Council was presented with a plan to redevelop the Capri Centre site Monday afternoon and unanimously approved sending a zoning change to allow the project to a public hearing.
“I’ve wanted to se something like this for the Capri Centre for a long time,” said Coun. Robert Hobson, adding he has long believed that the site was “under utilized.”
“I think it’s a great model.”
The plan, which centres a around a small public park with an open air skating rink in the middle of the site and an adjacent public plaza, would see a mix of residential building ranging from six stories to a 26-storey tower, as well as commercial and retail space.
Centre owner RG Properties plan, envisions as many as 2,200 housing units.
While the development would be covered by a comprehensive development zone, the current commercial zoning would have to be changed as it only allows a maximum height of 12 stories.
Despite that, city planning staff said the redevelopment fits with the the city’s vision for the site and the department supports the plan.
In exchange for the public amenities on the site, including the park, rink, plaza and pedestrian accesses through the property to the park, the city is being asked to allow the taller buildings. They would be oriented towards the centre of the property with shorter buildings on the outside, especially where the site borders other residential areas.
BUt while the council members all supported the plan and some gave it rave reviews, a not of caution was raised by three councillors, Gail Given,Luke tack and Maxine DeHart.
Given questioned whether the local motoring public would use underground partking as that is where the majority of the parking for the new development would be located.
Drivers use it in other, larger cities but not here,” she said.
Also on the issue of parking, DeHart questioned whether there would be enough given the large estimated number required for people living on the site, the existing Capri Hotel and for those working there and visiting.
Planner Ryan Smith said the site is fully integrated with local transit — there is a RapidBus stop at the location — and the attempt will be to make the site more “people friendly than car friendly.”

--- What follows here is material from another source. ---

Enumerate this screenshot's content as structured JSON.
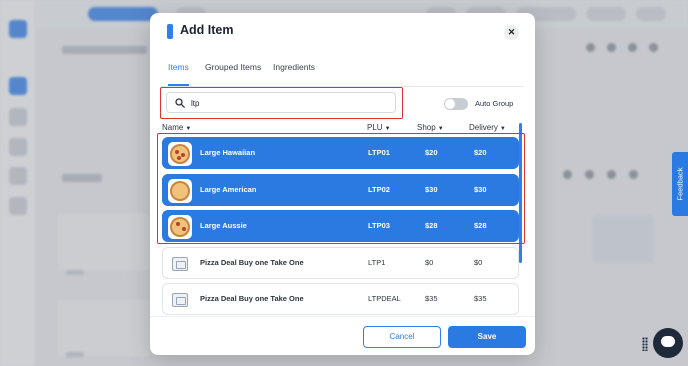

Stack said he felt the the public amenities the city would receive were “a little light,” but nonetheless liked what he saw.
As for the park, he called it small and said its location could lead some to think it was only for those living on the site.
DeHart stressed the need for the continued maintenance of the public amenities after Stack said he has seen examples of similar projects elsewhere where the amenities are the first to be neglected in tough economic times.
But despite his concerns he said he liked the plan and even compared it to the much larger Metrotown shopping centre in Burnaby. Here, he said, there’s site here also builds on being in a strong residential core, has a major commercial component and is serviced by public transit. Metrotown is a popular stop for Skytrain in the Lower Mainland.
The plan also allows for the Capri Hotel to remain on the site. The hotel, currently the second largest in the city, has 250 rooms.
In addition to the extra height of the proposed buildings, the site would also see a much higher level of density. Hobson noted that the trade off appears to be the public amenities for the allowance of taller buildings and and more density.
The redevelopment proposal will go to a special public hearing to be held on Wednesday, Oct. 22.
That week, because of a heavy public hearing schedule, public hearings will be held on the traditional Tuesday night, as well as Wednesday.